New Delhi: The government wants all Central universities to implement a course long run by the Indian Institutes of Technology (IITs) to fill the vacant quota seats for other backward classes (OBCs).
The ministry of human resource development, which oversees education, is considering a proposal to introduce preparatory courses at the Central universities to enrol quota students who fail to secure admission. The year-long feeder course would coach them for admission to the varsities.
The proposal was put forward to the Supreme Court in September in a reply filed by the ministry in response to a petition seeking direction on the vacant seats in the quota categories in all the 13 IITs—seven existing and six launched this year.
Showing the way: A photo of IIT Delhi. IITs have allowed ST and SC candidates who do not clear the joint entrance examination to take preparatory courses—and then gain admission in the next session. Harikrishna Katragadda / Mint

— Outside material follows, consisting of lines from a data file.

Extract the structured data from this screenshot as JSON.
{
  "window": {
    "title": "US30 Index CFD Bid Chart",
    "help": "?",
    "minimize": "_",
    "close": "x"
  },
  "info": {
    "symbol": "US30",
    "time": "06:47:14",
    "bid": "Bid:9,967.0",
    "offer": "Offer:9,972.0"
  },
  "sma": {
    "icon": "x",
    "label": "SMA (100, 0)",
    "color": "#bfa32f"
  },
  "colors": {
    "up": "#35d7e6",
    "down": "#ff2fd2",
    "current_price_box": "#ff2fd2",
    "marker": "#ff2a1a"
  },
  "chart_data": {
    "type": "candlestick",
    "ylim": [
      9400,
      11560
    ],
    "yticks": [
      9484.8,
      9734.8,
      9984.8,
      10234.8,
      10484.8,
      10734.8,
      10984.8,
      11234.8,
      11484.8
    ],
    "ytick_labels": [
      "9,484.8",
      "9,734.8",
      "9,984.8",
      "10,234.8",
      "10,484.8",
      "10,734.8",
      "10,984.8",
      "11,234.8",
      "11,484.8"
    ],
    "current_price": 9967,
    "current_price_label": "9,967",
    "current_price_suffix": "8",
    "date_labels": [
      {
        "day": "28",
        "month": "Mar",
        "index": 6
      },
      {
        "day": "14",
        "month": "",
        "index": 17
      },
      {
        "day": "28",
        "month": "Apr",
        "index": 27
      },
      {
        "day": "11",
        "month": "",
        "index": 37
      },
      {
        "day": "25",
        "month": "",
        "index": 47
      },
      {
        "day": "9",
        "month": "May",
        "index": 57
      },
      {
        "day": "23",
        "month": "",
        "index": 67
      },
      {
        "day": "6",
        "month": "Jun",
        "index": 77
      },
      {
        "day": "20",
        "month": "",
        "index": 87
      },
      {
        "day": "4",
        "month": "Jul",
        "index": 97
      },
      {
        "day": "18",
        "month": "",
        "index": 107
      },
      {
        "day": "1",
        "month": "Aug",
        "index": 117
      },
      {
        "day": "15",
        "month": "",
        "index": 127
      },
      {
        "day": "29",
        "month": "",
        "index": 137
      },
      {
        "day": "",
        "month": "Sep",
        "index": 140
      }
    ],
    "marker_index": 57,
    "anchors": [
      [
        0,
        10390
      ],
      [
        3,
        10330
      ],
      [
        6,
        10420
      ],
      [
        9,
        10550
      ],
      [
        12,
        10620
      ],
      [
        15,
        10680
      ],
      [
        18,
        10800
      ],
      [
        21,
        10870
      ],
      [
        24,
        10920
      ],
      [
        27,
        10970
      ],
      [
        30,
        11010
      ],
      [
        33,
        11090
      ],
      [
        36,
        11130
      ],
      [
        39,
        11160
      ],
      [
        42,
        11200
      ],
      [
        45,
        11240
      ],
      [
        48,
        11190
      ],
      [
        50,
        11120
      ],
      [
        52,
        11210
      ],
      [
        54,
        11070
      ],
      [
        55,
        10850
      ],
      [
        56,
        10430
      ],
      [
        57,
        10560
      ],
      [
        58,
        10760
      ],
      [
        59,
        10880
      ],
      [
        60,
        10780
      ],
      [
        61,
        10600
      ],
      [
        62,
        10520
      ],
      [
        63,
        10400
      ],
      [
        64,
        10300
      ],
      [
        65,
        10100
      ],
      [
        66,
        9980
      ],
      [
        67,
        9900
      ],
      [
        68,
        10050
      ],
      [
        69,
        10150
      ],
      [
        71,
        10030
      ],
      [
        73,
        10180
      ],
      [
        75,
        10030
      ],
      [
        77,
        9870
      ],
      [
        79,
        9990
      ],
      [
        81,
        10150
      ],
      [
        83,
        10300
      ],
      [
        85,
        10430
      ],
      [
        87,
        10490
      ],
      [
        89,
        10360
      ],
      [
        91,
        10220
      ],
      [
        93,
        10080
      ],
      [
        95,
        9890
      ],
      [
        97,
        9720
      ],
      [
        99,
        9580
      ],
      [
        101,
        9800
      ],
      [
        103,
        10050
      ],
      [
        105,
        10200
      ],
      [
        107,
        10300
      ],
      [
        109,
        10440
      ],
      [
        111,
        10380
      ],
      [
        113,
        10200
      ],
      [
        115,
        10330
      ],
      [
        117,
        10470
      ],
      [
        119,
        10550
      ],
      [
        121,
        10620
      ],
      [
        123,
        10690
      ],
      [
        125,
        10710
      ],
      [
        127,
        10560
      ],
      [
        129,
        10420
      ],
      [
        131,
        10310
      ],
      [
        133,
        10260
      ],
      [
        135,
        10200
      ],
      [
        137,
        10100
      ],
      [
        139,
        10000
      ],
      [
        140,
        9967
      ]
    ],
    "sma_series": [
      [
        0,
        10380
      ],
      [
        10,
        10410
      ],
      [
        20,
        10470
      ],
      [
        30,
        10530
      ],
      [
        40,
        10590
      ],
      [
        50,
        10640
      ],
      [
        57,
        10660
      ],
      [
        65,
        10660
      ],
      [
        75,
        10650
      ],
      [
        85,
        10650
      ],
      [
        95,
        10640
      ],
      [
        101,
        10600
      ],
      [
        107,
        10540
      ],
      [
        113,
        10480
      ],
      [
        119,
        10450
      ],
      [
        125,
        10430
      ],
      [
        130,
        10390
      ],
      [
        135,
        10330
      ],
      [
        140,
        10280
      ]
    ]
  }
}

The petition filed by former IIT-Madras director P.V. Indresan argued that the 432 vacant quota seats for OBCs, scheduled castes (SCs) and scheduled tribes (STs) be filled by general category (GC) candidates. The ministry in its 27 September reply, reviewed by Mint, suggested: “A workable solution to prevent seats remaining unfilled without compromising on merit is available in the model followed by the IITs...”
The IITs have allowed ST and SC candidates who do not clear the joint entrance examination (JEE) to take preparatory or prep courses—and then gain admission in the next session.

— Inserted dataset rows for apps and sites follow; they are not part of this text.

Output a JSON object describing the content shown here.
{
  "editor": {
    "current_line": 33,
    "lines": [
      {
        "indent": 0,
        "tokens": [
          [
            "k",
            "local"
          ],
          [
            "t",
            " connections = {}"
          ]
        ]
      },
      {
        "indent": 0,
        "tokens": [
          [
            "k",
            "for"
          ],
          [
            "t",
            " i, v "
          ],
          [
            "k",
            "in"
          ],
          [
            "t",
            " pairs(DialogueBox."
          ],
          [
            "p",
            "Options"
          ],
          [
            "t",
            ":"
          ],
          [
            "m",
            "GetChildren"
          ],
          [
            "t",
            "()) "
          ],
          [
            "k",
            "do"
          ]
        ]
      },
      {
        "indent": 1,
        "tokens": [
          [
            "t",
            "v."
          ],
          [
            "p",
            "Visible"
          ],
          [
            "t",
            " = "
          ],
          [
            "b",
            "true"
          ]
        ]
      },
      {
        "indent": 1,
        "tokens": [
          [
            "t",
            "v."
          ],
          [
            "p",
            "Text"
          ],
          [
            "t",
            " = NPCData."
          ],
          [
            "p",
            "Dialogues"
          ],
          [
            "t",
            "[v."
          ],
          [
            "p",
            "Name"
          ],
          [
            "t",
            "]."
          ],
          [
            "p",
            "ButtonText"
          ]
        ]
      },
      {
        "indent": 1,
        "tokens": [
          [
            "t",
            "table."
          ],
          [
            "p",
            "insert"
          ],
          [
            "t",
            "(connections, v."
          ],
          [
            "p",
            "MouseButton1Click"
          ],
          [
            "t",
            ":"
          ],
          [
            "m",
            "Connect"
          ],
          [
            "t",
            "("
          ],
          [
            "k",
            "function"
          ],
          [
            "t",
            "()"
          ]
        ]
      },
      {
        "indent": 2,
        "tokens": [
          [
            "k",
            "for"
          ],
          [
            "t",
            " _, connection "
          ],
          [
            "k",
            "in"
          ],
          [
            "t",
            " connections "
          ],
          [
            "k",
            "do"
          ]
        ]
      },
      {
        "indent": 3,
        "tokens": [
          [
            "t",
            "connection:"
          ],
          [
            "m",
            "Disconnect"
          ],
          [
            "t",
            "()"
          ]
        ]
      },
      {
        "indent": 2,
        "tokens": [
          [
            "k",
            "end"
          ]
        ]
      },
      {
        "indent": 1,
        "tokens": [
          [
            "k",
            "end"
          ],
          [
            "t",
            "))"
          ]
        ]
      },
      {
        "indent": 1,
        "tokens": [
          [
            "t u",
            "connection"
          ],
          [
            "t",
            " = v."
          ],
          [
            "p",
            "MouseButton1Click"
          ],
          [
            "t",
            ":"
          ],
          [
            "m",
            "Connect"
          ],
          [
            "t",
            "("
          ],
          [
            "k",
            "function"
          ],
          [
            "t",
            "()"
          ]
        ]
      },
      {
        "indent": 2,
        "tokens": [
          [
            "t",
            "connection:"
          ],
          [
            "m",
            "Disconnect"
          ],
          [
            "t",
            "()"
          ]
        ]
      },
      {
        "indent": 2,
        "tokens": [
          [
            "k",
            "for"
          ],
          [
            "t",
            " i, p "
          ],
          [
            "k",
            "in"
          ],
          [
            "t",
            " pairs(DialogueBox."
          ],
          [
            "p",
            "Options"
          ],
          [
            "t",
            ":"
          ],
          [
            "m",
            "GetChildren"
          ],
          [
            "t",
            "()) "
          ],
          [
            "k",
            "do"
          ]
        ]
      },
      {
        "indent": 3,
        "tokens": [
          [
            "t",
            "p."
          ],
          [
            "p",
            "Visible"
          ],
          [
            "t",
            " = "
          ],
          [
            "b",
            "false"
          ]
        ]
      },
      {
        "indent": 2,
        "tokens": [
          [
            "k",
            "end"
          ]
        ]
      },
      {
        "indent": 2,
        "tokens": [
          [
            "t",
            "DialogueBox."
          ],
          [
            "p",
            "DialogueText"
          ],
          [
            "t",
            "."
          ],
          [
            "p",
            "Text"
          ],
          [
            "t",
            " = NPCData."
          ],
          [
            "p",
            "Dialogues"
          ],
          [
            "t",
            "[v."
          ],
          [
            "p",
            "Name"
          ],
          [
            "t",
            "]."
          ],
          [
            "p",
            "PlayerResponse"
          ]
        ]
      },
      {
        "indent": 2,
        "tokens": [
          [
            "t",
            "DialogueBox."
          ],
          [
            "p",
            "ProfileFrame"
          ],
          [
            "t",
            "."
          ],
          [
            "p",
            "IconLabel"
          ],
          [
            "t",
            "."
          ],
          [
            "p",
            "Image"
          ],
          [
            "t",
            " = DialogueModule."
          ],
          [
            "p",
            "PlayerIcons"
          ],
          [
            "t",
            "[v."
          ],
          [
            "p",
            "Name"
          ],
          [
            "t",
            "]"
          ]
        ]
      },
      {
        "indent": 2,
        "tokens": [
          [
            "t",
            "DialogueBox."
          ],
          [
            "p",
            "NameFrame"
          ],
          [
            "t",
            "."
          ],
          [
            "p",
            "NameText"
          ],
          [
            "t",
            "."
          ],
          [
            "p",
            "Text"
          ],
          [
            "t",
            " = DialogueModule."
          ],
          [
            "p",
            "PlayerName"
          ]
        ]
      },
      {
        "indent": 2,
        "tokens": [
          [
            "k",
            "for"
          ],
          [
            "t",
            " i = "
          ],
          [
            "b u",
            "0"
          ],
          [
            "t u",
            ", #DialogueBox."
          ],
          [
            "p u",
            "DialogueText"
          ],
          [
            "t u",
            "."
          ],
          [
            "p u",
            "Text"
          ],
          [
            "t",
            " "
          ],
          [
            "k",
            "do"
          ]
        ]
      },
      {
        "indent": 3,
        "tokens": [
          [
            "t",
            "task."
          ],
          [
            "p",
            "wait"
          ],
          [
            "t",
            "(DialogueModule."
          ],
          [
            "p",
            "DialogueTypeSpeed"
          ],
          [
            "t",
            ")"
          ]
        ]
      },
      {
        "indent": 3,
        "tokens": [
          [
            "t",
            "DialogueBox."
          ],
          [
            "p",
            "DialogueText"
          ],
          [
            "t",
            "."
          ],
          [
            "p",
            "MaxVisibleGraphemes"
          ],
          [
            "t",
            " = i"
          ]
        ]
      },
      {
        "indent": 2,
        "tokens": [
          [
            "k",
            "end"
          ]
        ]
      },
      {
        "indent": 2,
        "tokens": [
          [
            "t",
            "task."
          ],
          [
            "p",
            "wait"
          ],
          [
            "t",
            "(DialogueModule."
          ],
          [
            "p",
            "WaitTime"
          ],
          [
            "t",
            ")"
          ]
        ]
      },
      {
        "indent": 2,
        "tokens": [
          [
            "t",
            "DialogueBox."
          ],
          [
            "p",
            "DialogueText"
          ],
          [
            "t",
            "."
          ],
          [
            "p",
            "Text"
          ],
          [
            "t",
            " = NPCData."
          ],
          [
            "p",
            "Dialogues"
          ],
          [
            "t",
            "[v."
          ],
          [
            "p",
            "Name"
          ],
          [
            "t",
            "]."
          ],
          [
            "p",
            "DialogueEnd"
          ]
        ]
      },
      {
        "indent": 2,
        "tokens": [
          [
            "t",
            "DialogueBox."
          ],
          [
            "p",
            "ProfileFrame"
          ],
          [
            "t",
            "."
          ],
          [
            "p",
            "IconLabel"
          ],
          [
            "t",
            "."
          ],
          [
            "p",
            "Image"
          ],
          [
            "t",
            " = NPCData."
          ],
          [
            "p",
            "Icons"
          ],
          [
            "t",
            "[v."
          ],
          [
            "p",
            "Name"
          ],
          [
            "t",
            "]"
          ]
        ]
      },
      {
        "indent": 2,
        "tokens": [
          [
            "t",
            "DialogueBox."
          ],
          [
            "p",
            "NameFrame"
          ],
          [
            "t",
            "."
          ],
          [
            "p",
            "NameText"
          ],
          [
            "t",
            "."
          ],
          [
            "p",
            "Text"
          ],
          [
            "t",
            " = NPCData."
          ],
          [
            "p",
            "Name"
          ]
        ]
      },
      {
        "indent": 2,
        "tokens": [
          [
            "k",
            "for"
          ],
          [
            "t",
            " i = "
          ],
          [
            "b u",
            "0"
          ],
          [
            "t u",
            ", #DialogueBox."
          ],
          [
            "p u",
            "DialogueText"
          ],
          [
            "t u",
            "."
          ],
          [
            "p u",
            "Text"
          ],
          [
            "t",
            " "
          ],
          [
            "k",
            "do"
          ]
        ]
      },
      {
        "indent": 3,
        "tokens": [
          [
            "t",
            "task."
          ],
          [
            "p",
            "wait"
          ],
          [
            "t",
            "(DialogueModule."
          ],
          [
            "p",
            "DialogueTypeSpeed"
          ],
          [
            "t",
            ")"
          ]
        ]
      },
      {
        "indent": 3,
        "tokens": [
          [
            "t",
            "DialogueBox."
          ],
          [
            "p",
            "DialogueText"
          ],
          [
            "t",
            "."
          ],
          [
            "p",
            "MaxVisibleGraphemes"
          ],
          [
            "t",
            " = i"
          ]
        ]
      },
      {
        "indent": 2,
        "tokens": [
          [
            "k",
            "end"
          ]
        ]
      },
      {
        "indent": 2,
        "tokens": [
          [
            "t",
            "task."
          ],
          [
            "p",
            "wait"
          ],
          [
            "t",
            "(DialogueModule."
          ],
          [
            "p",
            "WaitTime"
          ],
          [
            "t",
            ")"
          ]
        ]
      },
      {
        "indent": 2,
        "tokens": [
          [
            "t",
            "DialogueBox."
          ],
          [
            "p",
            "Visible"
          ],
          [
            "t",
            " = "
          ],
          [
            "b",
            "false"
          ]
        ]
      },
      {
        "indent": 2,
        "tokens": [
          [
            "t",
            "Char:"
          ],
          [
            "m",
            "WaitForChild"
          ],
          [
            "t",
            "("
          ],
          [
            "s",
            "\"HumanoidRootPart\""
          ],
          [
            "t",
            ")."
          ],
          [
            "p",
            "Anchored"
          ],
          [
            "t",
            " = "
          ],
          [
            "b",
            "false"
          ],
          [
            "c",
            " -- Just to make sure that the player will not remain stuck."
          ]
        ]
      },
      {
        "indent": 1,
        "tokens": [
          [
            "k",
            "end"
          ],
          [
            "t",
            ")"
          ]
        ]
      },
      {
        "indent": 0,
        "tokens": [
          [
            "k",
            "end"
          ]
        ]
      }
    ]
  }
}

The government further argued that “if this model is replicated for the OBCs by Central educational institutions even though in the first year there may be some vacancies, but in successive years there would be no vacant seats in the OBC category”.
The court later ruled that the vacant quota seats in Central universities be filled with general candidates by the end of October, which has not happened yet. A top government official said the ministry wants to implement the idea by this year so “from the next academic session, the Central universities could begin with such courses to do justice to the reserved category seats if students from the categories don’t qualify for them”. He spoke on condition of anonymity.
The proposal comes in the wake of implementation of 27% quota for OBCs in Central educational institutions this year, which has led to several vacant seats in the category. While reserving seats in a staggered manner, the Central universities have also increased the number of seats to ensure seats available for GC students aren’t affected.
At the 13 IITs, which implemented a 9% quota for OBCs this year, just 20 out of 654 seats for the category remained vacant. But at the six new IITs, only seven out of 54, or 12%, of the seats reserved for ST students have been filled.
Even with the prep course, the older IITs have faced problems in finding students for reserved seats in the SC and ST categories—up to half the seats in the categories have remained vacant.
This is the first time that slots have gone vacant at the six new IITs in the absence of admissions for the preparatory course.
And so, the preparatory courses may not be the perfect solution, say some. “Many students do not opt for the preparatory courses and take the JEE again. Many even opt for other engineering course rather than opt for the course. This leaves seats in the course vacant,” an official in the ministry said, on condition of anonymity.
At IIT-Guwahati for example, out of the 47 prep students admitted, 13 dropped out. “Those seats will now go to waste as there is no provision for carrying forward the seats in such courses. Once the institutes implement 27% quota for OBCs, such cases are likely to rise leading to more wastage of seats,’’ the official said.
But IIT-Madras director M.S. Ananth says he would strongly recommend the preparatory course for Central universities. “Through this model, all the SC seats at the IITs have been successfully filled and, of late, there has been improvement with regard to the ST seats as well,” he said. “In fact, our experience shows that preparatory course students do better than the quota students who get entry to the IITs through JEE.”